··· Dataset

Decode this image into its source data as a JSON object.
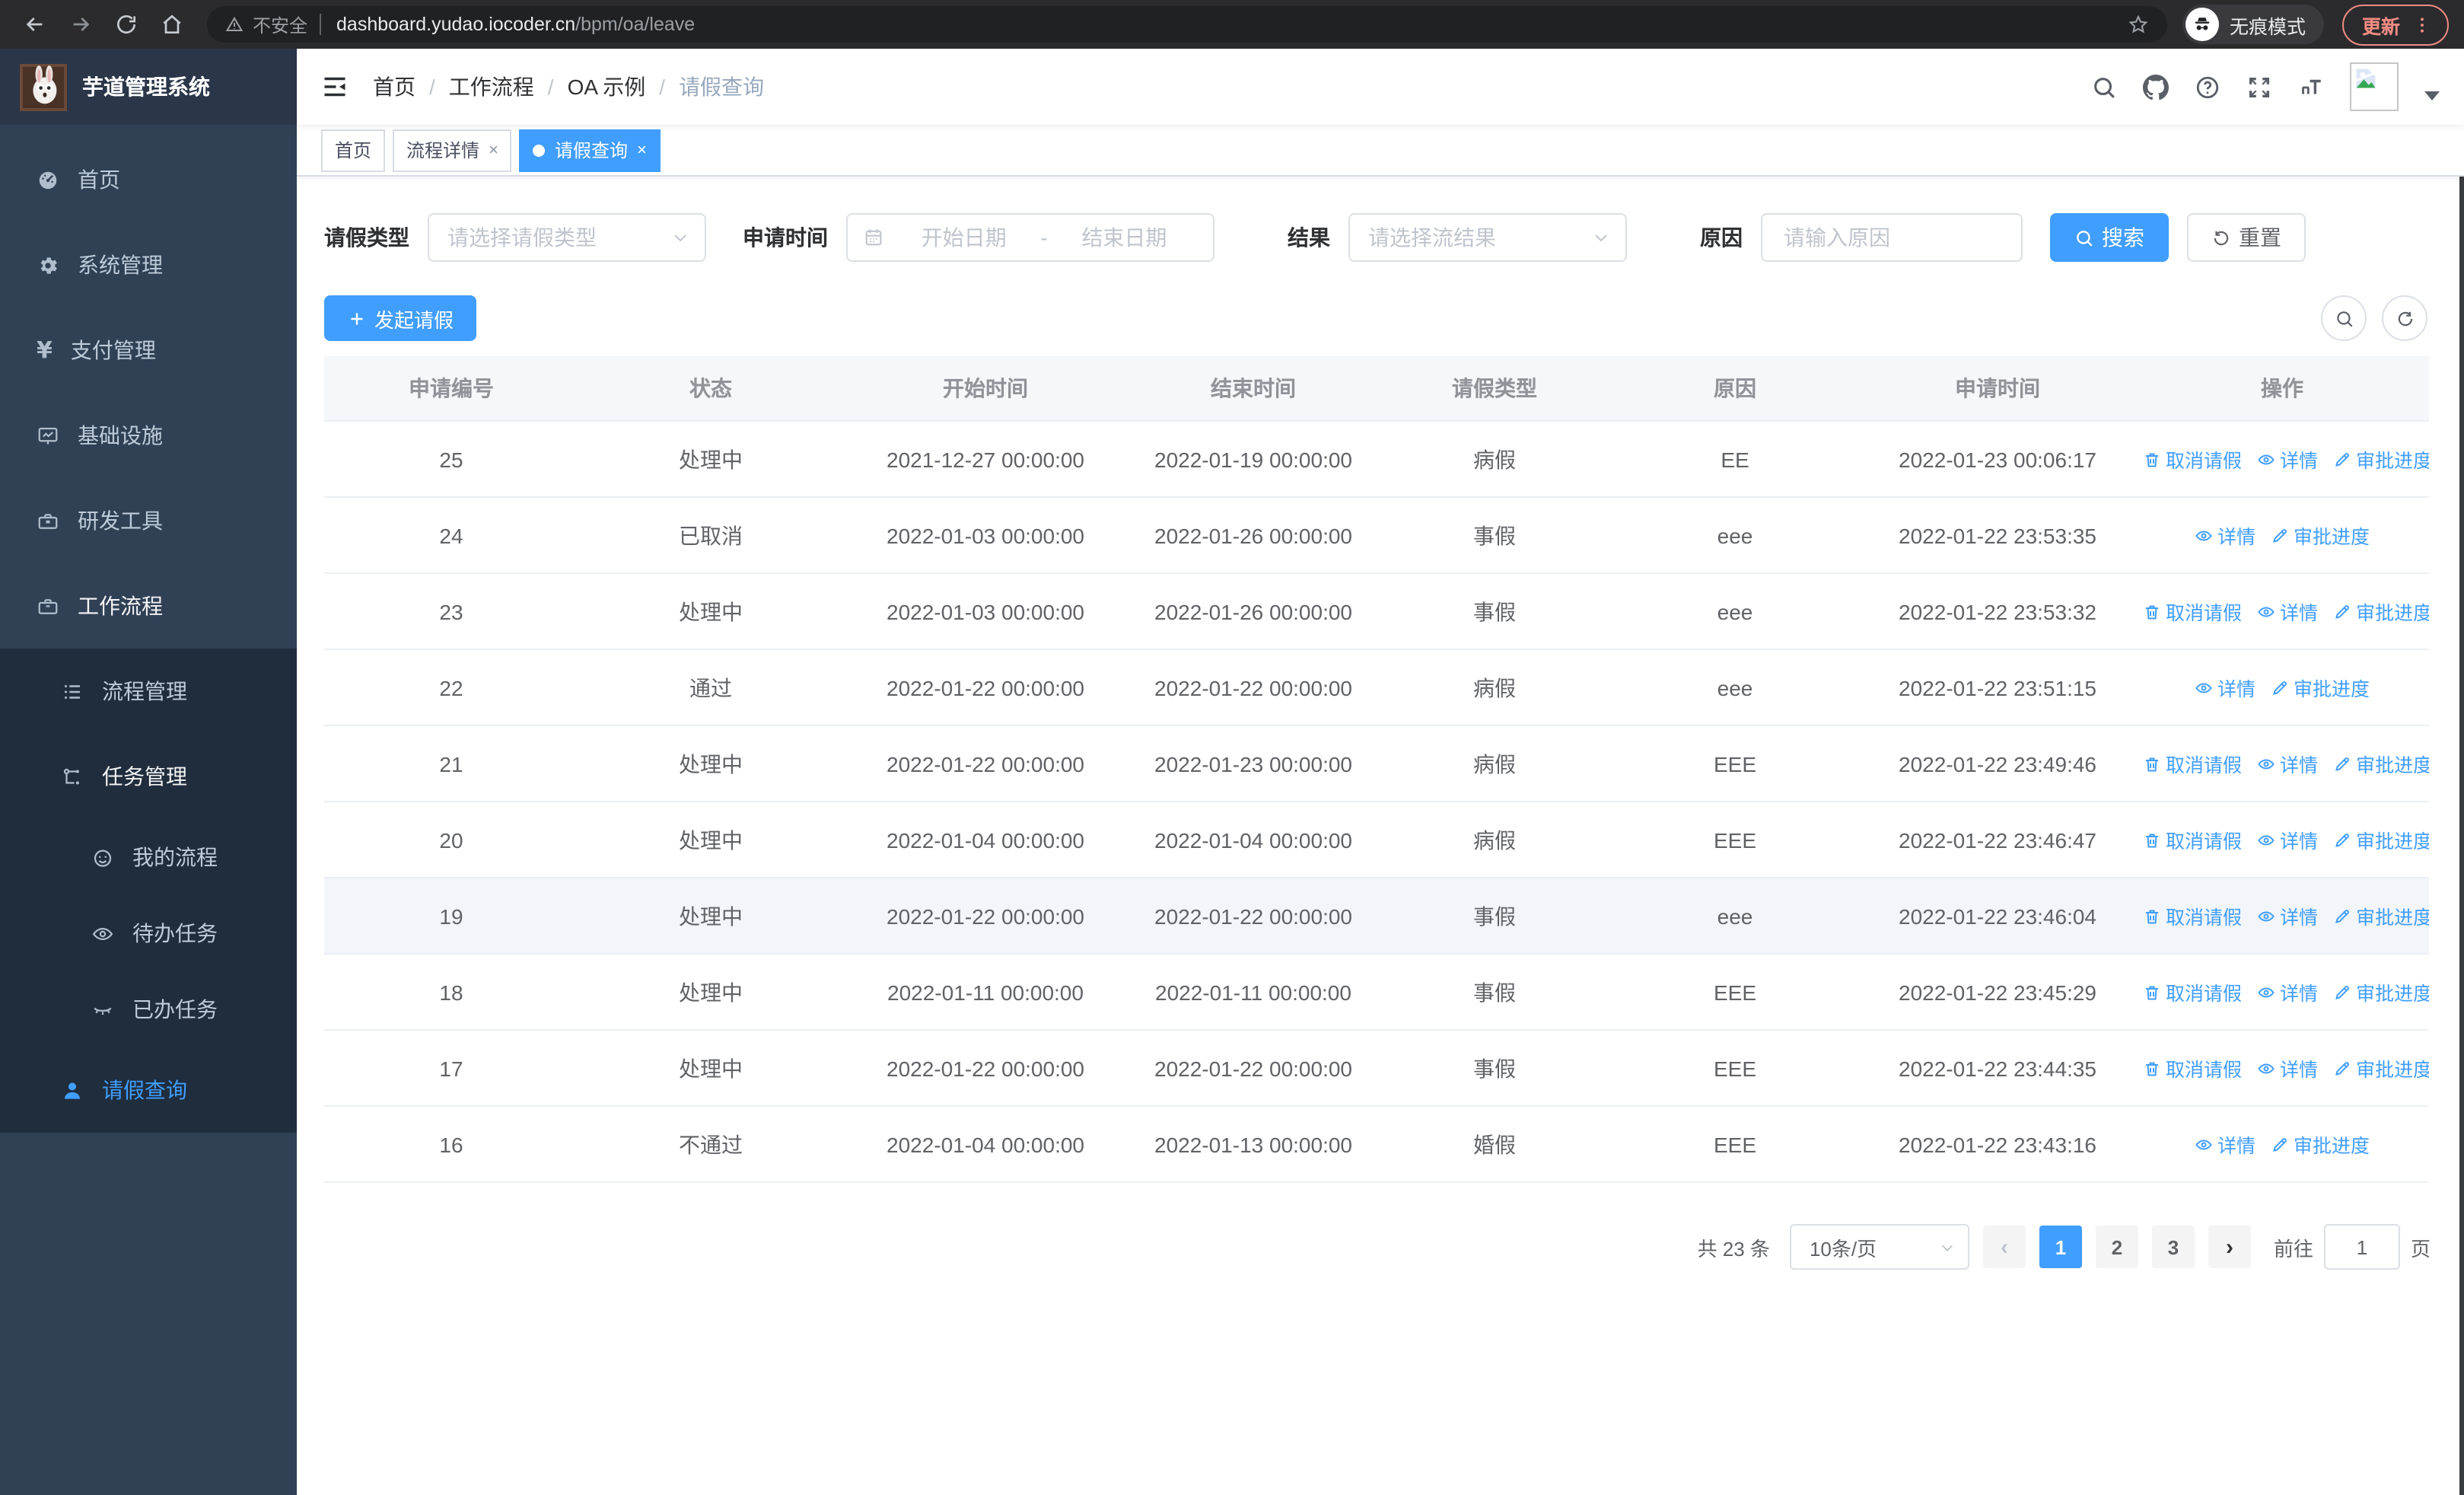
{
  "browser": {
    "security_label": "不安全",
    "url_host": "dashboard.yudao.iocoder.cn",
    "url_path": "/bpm/oa/leave",
    "incognito_label": "无痕模式",
    "update_label": "更新"
  },
  "sidebar": {
    "title": "芋道管理系统",
    "menu": [
      {
        "key": "home",
        "label": "首页",
        "icon": "dashboard-icon",
        "level": 1,
        "sub": false
      },
      {
        "key": "system",
        "label": "系统管理",
        "icon": "gear-icon",
        "level": 1,
        "sub": false,
        "arrow": "down"
      },
      {
        "key": "payment",
        "label": "支付管理",
        "icon": "yen-icon",
        "level": 1,
        "sub": false,
        "arrow": "down"
      },
      {
        "key": "infra",
        "label": "基础设施",
        "icon": "monitor-icon",
        "level": 1,
        "sub": false,
        "arrow": "down"
      },
      {
        "key": "devtools",
        "label": "研发工具",
        "icon": "toolbox-icon",
        "level": 1,
        "sub": false,
        "arrow": "down"
      },
      {
        "key": "workflow",
        "label": "工作流程",
        "icon": "briefcase-icon",
        "level": 1,
        "sub": false,
        "arrow": "up",
        "bright": true
      },
      {
        "key": "process-mgmt",
        "label": "流程管理",
        "icon": "list-icon",
        "level": 2,
        "sub": true,
        "arrow": "down"
      },
      {
        "key": "task-mgmt",
        "label": "任务管理",
        "icon": "flow-icon",
        "level": 2,
        "sub": true,
        "arrow": "up",
        "bright": true
      },
      {
        "key": "my-process",
        "label": "我的流程",
        "icon": "face-icon",
        "level": 3,
        "sub": true
      },
      {
        "key": "todo-tasks",
        "label": "待办任务",
        "icon": "eye-icon",
        "level": 3,
        "sub": true
      },
      {
        "key": "done-tasks",
        "label": "已办任务",
        "icon": "eye-closed-icon",
        "level": 3,
        "sub": true
      },
      {
        "key": "leave-query",
        "label": "请假查询",
        "icon": "user-icon",
        "level": 2,
        "sub": true,
        "active": true
      }
    ]
  },
  "breadcrumb": [
    "首页",
    "工作流程",
    "OA 示例",
    "请假查询"
  ],
  "tabs": [
    {
      "key": "home",
      "label": "首页",
      "closable": false,
      "active": false
    },
    {
      "key": "process-detail",
      "label": "流程详情",
      "closable": true,
      "active": false
    },
    {
      "key": "leave-query",
      "label": "请假查询",
      "closable": true,
      "active": true
    }
  ],
  "filters": {
    "leave_type": {
      "label": "请假类型",
      "placeholder": "请选择请假类型"
    },
    "apply_time": {
      "label": "申请时间",
      "start_placeholder": "开始日期",
      "separator": "-",
      "end_placeholder": "结束日期"
    },
    "result": {
      "label": "结果",
      "placeholder": "请选择流结果"
    },
    "reason": {
      "label": "原因",
      "placeholder": "请输入原因"
    },
    "search_label": "搜索",
    "reset_label": "重置"
  },
  "toolbar": {
    "create_label": "发起请假"
  },
  "table": {
    "columns": [
      "申请编号",
      "状态",
      "开始时间",
      "结束时间",
      "请假类型",
      "原因",
      "申请时间",
      "操作"
    ],
    "action_labels": {
      "cancel": "取消请假",
      "detail": "详情",
      "progress": "审批进度"
    },
    "rows": [
      {
        "id": "25",
        "status": "处理中",
        "start": "2021-12-27 00:00:00",
        "end": "2022-01-19 00:00:00",
        "type": "病假",
        "reason": "EE",
        "apply": "2022-01-23 00:06:17",
        "actions": [
          "cancel",
          "detail",
          "progress"
        ],
        "highlighted": false
      },
      {
        "id": "24",
        "status": "已取消",
        "start": "2022-01-03 00:00:00",
        "end": "2022-01-26 00:00:00",
        "type": "事假",
        "reason": "eee",
        "apply": "2022-01-22 23:53:35",
        "actions": [
          "detail",
          "progress"
        ],
        "highlighted": false
      },
      {
        "id": "23",
        "status": "处理中",
        "start": "2022-01-03 00:00:00",
        "end": "2022-01-26 00:00:00",
        "type": "事假",
        "reason": "eee",
        "apply": "2022-01-22 23:53:32",
        "actions": [
          "cancel",
          "detail",
          "progress"
        ],
        "highlighted": false
      },
      {
        "id": "22",
        "status": "通过",
        "start": "2022-01-22 00:00:00",
        "end": "2022-01-22 00:00:00",
        "type": "病假",
        "reason": "eee",
        "apply": "2022-01-22 23:51:15",
        "actions": [
          "detail",
          "progress"
        ],
        "highlighted": false
      },
      {
        "id": "21",
        "status": "处理中",
        "start": "2022-01-22 00:00:00",
        "end": "2022-01-23 00:00:00",
        "type": "病假",
        "reason": "EEE",
        "apply": "2022-01-22 23:49:46",
        "actions": [
          "cancel",
          "detail",
          "progress"
        ],
        "highlighted": false
      },
      {
        "id": "20",
        "status": "处理中",
        "start": "2022-01-04 00:00:00",
        "end": "2022-01-04 00:00:00",
        "type": "病假",
        "reason": "EEE",
        "apply": "2022-01-22 23:46:47",
        "actions": [
          "cancel",
          "detail",
          "progress"
        ],
        "highlighted": false
      },
      {
        "id": "19",
        "status": "处理中",
        "start": "2022-01-22 00:00:00",
        "end": "2022-01-22 00:00:00",
        "type": "事假",
        "reason": "eee",
        "apply": "2022-01-22 23:46:04",
        "actions": [
          "cancel",
          "detail",
          "progress"
        ],
        "highlighted": true
      },
      {
        "id": "18",
        "status": "处理中",
        "start": "2022-01-11 00:00:00",
        "end": "2022-01-11 00:00:00",
        "type": "事假",
        "reason": "EEE",
        "apply": "2022-01-22 23:45:29",
        "actions": [
          "cancel",
          "detail",
          "progress"
        ],
        "highlighted": false
      },
      {
        "id": "17",
        "status": "处理中",
        "start": "2022-01-22 00:00:00",
        "end": "2022-01-22 00:00:00",
        "type": "事假",
        "reason": "EEE",
        "apply": "2022-01-22 23:44:35",
        "actions": [
          "cancel",
          "detail",
          "progress"
        ],
        "highlighted": false
      },
      {
        "id": "16",
        "status": "不通过",
        "start": "2022-01-04 00:00:00",
        "end": "2022-01-13 00:00:00",
        "type": "婚假",
        "reason": "EEE",
        "apply": "2022-01-22 23:43:16",
        "actions": [
          "detail",
          "progress"
        ],
        "highlighted": false
      }
    ]
  },
  "pagination": {
    "total_label": "共 23 条",
    "page_size_label": "10条/页",
    "pages": [
      "1",
      "2",
      "3"
    ],
    "active_page": "1",
    "prev_enabled": false,
    "next_enabled": true,
    "goto_label": "前往",
    "goto_value": "1",
    "unit_label": "页"
  },
  "colors": {
    "primary": "#409eff",
    "sidebar_bg": "#304156",
    "submenu_bg": "#1f2d3d",
    "update_accent": "#f28b82"
  }
}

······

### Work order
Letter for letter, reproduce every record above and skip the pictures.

### Solution for this task
Decode this image into its source data as a JSON object.
{
  "browser": {
    "security_label": "不安全",
    "url_host": "dashboard.yudao.iocoder.cn",
    "url_path": "/bpm/oa/leave",
    "incognito_label": "无痕模式",
    "update_label": "更新"
  },
  "sidebar": {
    "title": "芋道管理系统",
    "menu": [
      {
        "key": "home",
        "label": "首页",
        "icon": "dashboard-icon",
        "level": 1,
        "sub": false
      },
      {
        "key": "system",
        "label": "系统管理",
        "icon": "gear-icon",
        "level": 1,
        "sub": false,
        "arrow": "down"
      },
      {
        "key": "payment",
        "label": "支付管理",
        "icon": "yen-icon",
        "level": 1,
        "sub": false,
        "arrow": "down"
      },
      {
        "key": "infra",
        "label": "基础设施",
        "icon": "monitor-icon",
        "level": 1,
        "sub": false,
        "arrow": "down"
      },
      {
        "key": "devtools",
        "label": "研发工具",
        "icon": "toolbox-icon",
        "level": 1,
        "sub": false,
        "arrow": "down"
      },
      {
        "key": "workflow",
        "label": "工作流程",
        "icon": "briefcase-icon",
        "level": 1,
        "sub": false,
        "arrow": "up",
        "bright": true
      },
      {
        "key": "process-mgmt",
        "label": "流程管理",
        "icon": "list-icon",
        "level": 2,
        "sub": true,
        "arrow": "down"
      },
      {
        "key": "task-mgmt",
        "label": "任务管理",
        "icon": "flow-icon",
        "level": 2,
        "sub": true,
        "arrow": "up",
        "bright": true
      },
      {
        "key": "my-process",
        "label": "我的流程",
        "icon": "face-icon",
        "level": 3,
        "sub": true
      },
      {
        "key": "todo-tasks",
        "label": "待办任务",
        "icon": "eye-icon",
        "level": 3,
        "sub": true
      },
      {
        "key": "done-tasks",
        "label": "已办任务",
        "icon": "eye-closed-icon",
        "level": 3,
        "sub": true
      },
      {
        "key": "leave-query",
        "label": "请假查询",
        "icon": "user-icon",
        "level": 2,
        "sub": true,
        "active": true
      }
    ]
  },
  "breadcrumb": [
    "首页",
    "工作流程",
    "OA 示例",
    "请假查询"
  ],
  "tabs": [
    {
      "key": "home",
      "label": "首页",
      "closable": false,
      "active": false
    },
    {
      "key": "process-detail",
      "label": "流程详情",
      "closable": true,
      "active": false
    },
    {
      "key": "leave-query",
      "label": "请假查询",
      "closable": true,
      "active": true
    }
  ],
  "filters": {
    "leave_type": {
      "label": "请假类型",
      "placeholder": "请选择请假类型"
    },
    "apply_time": {
      "label": "申请时间",
      "start_placeholder": "开始日期",
      "separator": "-",
      "end_placeholder": "结束日期"
    },
    "result": {
      "label": "结果",
      "placeholder": "请选择流结果"
    },
    "reason": {
      "label": "原因",
      "placeholder": "请输入原因"
    },
    "search_label": "搜索",
    "reset_label": "重置"
  },
  "toolbar": {
    "create_label": "发起请假"
  },
  "table": {
    "columns": [
      "申请编号",
      "状态",
      "开始时间",
      "结束时间",
      "请假类型",
      "原因",
      "申请时间",
      "操作"
    ],
    "action_labels": {
      "cancel": "取消请假",
      "detail": "详情",
      "progress": "审批进度"
    },
    "rows": [
      {
        "id": "25",
        "status": "处理中",
        "start": "2021-12-27 00:00:00",
        "end": "2022-01-19 00:00:00",
        "type": "病假",
        "reason": "EE",
        "apply": "2022-01-23 00:06:17",
        "actions": [
          "cancel",
          "detail",
          "progress"
        ],
        "highlighted": false
      },
      {
        "id": "24",
        "status": "已取消",
        "start": "2022-01-03 00:00:00",
        "end": "2022-01-26 00:00:00",
        "type": "事假",
        "reason": "eee",
        "apply": "2022-01-22 23:53:35",
        "actions": [
          "detail",
          "progress"
        ],
        "highlighted": false
      },
      {
        "id": "23",
        "status": "处理中",
        "start": "2022-01-03 00:00:00",
        "end": "2022-01-26 00:00:00",
        "type": "事假",
        "reason": "eee",
        "apply": "2022-01-22 23:53:32",
        "actions": [
          "cancel",
          "detail",
          "progress"
        ],
        "highlighted": false
      },
      {
        "id": "22",
        "status": "通过",
        "start": "2022-01-22 00:00:00",
        "end": "2022-01-22 00:00:00",
        "type": "病假",
        "reason": "eee",
        "apply": "2022-01-22 23:51:15",
        "actions": [
          "detail",
          "progress"
        ],
        "highlighted": false
      },
      {
        "id": "21",
        "status": "处理中",
        "start": "2022-01-22 00:00:00",
        "end": "2022-01-23 00:00:00",
        "type": "病假",
        "reason": "EEE",
        "apply": "2022-01-22 23:49:46",
        "actions": [
          "cancel",
          "detail",
          "progress"
        ],
        "highlighted": false
      },
      {
        "id": "20",
        "status": "处理中",
        "start": "2022-01-04 00:00:00",
        "end": "2022-01-04 00:00:00",
        "type": "病假",
        "reason": "EEE",
        "apply": "2022-01-22 23:46:47",
        "actions": [
          "cancel",
          "detail",
          "progress"
        ],
        "highlighted": false
      },
      {
        "id": "19",
        "status": "处理中",
        "start": "2022-01-22 00:00:00",
        "end": "2022-01-22 00:00:00",
        "type": "事假",
        "reason": "eee",
        "apply": "2022-01-22 23:46:04",
        "actions": [
          "cancel",
          "detail",
          "progress"
        ],
        "highlighted": true
      },
      {
        "id": "18",
        "status": "处理中",
        "start": "2022-01-11 00:00:00",
        "end": "2022-01-11 00:00:00",
        "type": "事假",
        "reason": "EEE",
        "apply": "2022-01-22 23:45:29",
        "actions": [
          "cancel",
          "detail",
          "progress"
        ],
        "highlighted": false
      },
      {
        "id": "17",
        "status": "处理中",
        "start": "2022-01-22 00:00:00",
        "end": "2022-01-22 00:00:00",
        "type": "事假",
        "reason": "EEE",
        "apply": "2022-01-22 23:44:35",
        "actions": [
          "cancel",
          "detail",
          "progress"
        ],
        "highlighted": false
      },
      {
        "id": "16",
        "status": "不通过",
        "start": "2022-01-04 00:00:00",
        "end": "2022-01-13 00:00:00",
        "type": "婚假",
        "reason": "EEE",
        "apply": "2022-01-22 23:43:16",
        "actions": [
          "detail",
          "progress"
        ],
        "highlighted": false
      }
    ]
  },
  "pagination": {
    "total_label": "共 23 条",
    "page_size_label": "10条/页",
    "pages": [
      "1",
      "2",
      "3"
    ],
    "active_page": "1",
    "prev_enabled": false,
    "next_enabled": true,
    "goto_label": "前往",
    "goto_value": "1",
    "unit_label": "页"
  },
  "colors": {
    "primary": "#409eff",
    "sidebar_bg": "#304156",
    "submenu_bg": "#1f2d3d",
    "update_accent": "#f28b82"
  }
}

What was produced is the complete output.